Inside Wall Street
THIS PLAY COULD BE MAN'S BEST FRIEND
Veterinary Centers of America has been, well, a dog all year, tumbling 50%, from 6 1/4 a share in March to 3 1/4 on Sept. 1. The reason: Although the company is the nation's largest provider of comprehensive health care services for animals with its 14 veterinary hospitals, earnings so far this year have failed to keep up with analysts' expectations. So why have some pros started buying in?
At its depressed levels, the company is "quite vulnerable to a takeover by a major pharmaceutical or pet-food company, which may wish to get into the veterinary business," says one California money manager. Chairman Bob Antin said the company may ultimately do a joint venture on pet-food products with a large company. But, he adds, the company is not up for sale.
But analyst Peter Mintz of Josephthal, Lyon & Ross thinks that Veterinary Centers is a good buy even without the allure of a takeover. He figures the stock is worth 8 a share, based on its earnings potential.
"Vet Centers is the only play in the booming $5 billion veterinary services industry," Mintz says. The company's potential to resume its fast-growth speed is still very much intact, he adds. Earnings so far this year have slowed because the company's acquisitions have stalled as it became "more prudent" in its search, says Mintz. But he expects more buys this year and next.

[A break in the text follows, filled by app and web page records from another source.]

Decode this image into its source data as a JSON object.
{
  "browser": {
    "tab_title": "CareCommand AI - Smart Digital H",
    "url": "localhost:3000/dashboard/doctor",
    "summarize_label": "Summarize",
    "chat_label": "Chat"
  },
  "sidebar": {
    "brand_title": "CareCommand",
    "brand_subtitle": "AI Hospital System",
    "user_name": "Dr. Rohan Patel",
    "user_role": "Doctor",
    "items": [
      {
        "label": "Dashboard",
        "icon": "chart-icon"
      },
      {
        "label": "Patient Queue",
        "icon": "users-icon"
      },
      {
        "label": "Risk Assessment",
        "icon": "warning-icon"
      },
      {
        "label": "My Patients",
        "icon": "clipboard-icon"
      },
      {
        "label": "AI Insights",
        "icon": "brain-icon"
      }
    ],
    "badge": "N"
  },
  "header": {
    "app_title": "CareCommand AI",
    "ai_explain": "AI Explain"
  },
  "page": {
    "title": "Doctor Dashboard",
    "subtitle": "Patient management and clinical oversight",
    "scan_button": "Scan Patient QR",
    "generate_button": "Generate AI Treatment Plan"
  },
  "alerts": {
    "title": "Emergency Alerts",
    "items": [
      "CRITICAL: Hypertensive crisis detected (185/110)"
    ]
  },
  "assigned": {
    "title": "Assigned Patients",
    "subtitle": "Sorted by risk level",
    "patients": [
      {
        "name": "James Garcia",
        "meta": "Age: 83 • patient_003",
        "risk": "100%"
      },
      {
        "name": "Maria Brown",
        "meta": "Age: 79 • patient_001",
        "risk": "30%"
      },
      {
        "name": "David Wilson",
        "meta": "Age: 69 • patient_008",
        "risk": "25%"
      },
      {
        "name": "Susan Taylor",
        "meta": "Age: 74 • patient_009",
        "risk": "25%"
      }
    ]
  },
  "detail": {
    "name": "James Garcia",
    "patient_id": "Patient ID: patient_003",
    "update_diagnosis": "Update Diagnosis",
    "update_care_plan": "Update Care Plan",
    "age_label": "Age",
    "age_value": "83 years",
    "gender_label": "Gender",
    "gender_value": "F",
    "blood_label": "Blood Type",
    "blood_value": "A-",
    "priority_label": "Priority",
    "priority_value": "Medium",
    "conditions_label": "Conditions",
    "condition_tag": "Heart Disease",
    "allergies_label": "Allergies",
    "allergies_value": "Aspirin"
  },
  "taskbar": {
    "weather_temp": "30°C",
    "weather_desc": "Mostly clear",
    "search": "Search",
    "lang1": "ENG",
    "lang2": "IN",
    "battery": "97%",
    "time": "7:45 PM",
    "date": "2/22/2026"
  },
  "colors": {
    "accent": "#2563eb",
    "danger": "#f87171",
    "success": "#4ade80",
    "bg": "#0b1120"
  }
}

Mintz sees revenues hitting $20 million this year and $45 million in 1993, and earnings per share rising to 19 cents this year and 45 cents next year.GENE G. MARCIAL